*Dataset records*.
*** Begin section ***

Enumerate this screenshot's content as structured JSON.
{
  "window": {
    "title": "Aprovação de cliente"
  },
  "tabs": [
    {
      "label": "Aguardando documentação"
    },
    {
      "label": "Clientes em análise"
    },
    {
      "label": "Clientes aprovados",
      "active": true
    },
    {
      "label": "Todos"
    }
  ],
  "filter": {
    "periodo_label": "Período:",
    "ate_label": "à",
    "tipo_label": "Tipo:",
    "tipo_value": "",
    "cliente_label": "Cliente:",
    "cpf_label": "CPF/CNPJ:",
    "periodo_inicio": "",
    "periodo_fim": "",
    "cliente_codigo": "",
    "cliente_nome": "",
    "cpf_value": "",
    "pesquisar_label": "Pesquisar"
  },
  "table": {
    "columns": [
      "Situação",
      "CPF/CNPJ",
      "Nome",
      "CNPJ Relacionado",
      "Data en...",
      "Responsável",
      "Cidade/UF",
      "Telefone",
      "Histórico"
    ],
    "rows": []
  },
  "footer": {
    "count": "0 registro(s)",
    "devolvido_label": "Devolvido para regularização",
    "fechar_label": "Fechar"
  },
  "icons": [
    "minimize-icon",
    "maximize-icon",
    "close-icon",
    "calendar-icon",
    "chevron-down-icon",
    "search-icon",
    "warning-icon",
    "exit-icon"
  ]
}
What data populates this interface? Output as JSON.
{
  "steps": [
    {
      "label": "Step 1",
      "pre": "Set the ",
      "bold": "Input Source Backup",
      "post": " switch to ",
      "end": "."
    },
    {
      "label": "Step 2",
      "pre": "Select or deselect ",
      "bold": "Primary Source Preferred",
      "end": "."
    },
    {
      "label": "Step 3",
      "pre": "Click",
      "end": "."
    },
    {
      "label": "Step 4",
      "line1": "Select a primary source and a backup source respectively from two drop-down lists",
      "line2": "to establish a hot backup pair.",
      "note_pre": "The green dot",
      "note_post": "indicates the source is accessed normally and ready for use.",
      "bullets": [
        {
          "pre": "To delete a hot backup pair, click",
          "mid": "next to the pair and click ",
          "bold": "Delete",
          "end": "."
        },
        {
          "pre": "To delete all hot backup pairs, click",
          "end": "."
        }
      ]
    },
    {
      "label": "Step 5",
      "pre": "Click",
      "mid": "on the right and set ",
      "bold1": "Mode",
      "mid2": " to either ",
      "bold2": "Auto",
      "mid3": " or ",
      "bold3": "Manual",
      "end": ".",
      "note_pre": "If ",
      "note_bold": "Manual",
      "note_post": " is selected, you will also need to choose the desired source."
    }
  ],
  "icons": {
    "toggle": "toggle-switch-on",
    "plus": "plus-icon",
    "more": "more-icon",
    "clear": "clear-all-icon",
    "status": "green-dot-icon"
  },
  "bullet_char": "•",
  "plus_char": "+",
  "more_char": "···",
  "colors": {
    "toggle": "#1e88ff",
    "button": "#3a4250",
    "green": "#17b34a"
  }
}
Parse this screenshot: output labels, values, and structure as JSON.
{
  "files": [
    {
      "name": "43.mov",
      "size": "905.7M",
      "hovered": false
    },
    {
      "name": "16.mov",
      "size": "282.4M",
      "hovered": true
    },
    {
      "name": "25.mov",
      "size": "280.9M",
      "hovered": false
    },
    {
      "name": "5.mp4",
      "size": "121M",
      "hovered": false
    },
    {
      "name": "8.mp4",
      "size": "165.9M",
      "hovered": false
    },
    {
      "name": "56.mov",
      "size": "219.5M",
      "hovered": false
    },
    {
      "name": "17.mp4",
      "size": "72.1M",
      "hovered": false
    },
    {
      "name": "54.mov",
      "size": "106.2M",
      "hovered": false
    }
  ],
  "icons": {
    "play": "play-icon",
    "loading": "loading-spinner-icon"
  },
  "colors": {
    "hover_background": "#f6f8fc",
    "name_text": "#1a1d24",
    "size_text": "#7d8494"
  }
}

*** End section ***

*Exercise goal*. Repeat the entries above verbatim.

*Exercise result*.
Enumerate this screenshot's content as structured JSON.
{
  "window": {
    "title": "Aprovação de cliente"
  },
  "tabs": [
    {
      "label": "Aguardando documentação"
    },
    {
      "label": "Clientes em análise"
    },
    {
      "label": "Clientes aprovados",
      "active": true
    },
    {
      "label": "Todos"
    }
  ],
  "filter": {
    "periodo_label": "Período:",
    "ate_label": "à",
    "tipo_label": "Tipo:",
    "tipo_value": "",
    "cliente_label": "Cliente:",
    "cpf_label": "CPF/CNPJ:",
    "periodo_inicio": "",
    "periodo_fim": "",
    "cliente_codigo": "",
    "cliente_nome": "",
    "cpf_value": "",
    "pesquisar_label": "Pesquisar"
  },
  "table": {
    "columns": [
      "Situação",
      "CPF/CNPJ",
      "Nome",
      "CNPJ Relacionado",
      "Data en...",
      "Responsável",
      "Cidade/UF",
      "Telefone",
      "Histórico"
    ],
    "rows": []
  },
  "footer": {
    "count": "0 registro(s)",
    "devolvido_label": "Devolvido para regularização",
    "fechar_label": "Fechar"
  },
  "icons": [
    "minimize-icon",
    "maximize-icon",
    "close-icon",
    "calendar-icon",
    "chevron-down-icon",
    "search-icon",
    "warning-icon",
    "exit-icon"
  ]
}
What data populates this interface? Output as JSON.
{
  "steps": [
    {
      "label": "Step 1",
      "pre": "Set the ",
      "bold": "Input Source Backup",
      "post": " switch to ",
      "end": "."
    },
    {
      "label": "Step 2",
      "pre": "Select or deselect ",
      "bold": "Primary Source Preferred",
      "end": "."
    },
    {
      "label": "Step 3",
      "pre": "Click",
      "end": "."
    },
    {
      "label": "Step 4",
      "line1": "Select a primary source and a backup source respectively from two drop-down lists",
      "line2": "to establish a hot backup pair.",
      "note_pre": "The green dot",
      "note_post": "indicates the source is accessed normally and ready for use.",
      "bullets": [
        {
          "pre": "To delete a hot backup pair, click",
          "mid": "next to the pair and click ",
          "bold": "Delete",
          "end": "."
        },
        {
          "pre": "To delete all hot backup pairs, click",
          "end": "."
        }
      ]
    },
    {
      "label": "Step 5",
      "pre": "Click",
      "mid": "on the right and set ",
      "bold1": "Mode",
      "mid2": " to either ",
      "bold2": "Auto",
      "mid3": " or ",
      "bold3": "Manual",
      "end": ".",
      "note_pre": "If ",
      "note_bold": "Manual",
      "note_post": " is selected, you will also need to choose the desired source."
    }
  ],
  "icons": {
    "toggle": "toggle-switch-on",
    "plus": "plus-icon",
    "more": "more-icon",
    "clear": "clear-all-icon",
    "status": "green-dot-icon"
  },
  "bullet_char": "•",
  "plus_char": "+",
  "more_char": "···",
  "colors": {
    "toggle": "#1e88ff",
    "button": "#3a4250",
    "green": "#17b34a"
  }
}
Parse this screenshot: output labels, values, and structure as JSON.
{
  "files": [
    {
      "name": "43.mov",
      "size": "905.7M",
      "hovered": false
    },
    {
      "name": "16.mov",
      "size": "282.4M",
      "hovered": true
    },
    {
      "name": "25.mov",
      "size": "280.9M",
      "hovered": false
    },
    {
      "name": "5.mp4",
      "size": "121M",
      "hovered": false
    },
    {
      "name": "8.mp4",
      "size": "165.9M",
      "hovered": false
    },
    {
      "name": "56.mov",
      "size": "219.5M",
      "hovered": false
    },
    {
      "name": "17.mp4",
      "size": "72.1M",
      "hovered": false
    },
    {
      "name": "54.mov",
      "size": "106.2M",
      "hovered": false
    }
  ],
  "icons": {
    "play": "play-icon",
    "loading": "loading-spinner-icon"
  },
  "colors": {
    "hover_background": "#f6f8fc",
    "name_text": "#1a1d24",
    "size_text": "#7d8494"
  }
}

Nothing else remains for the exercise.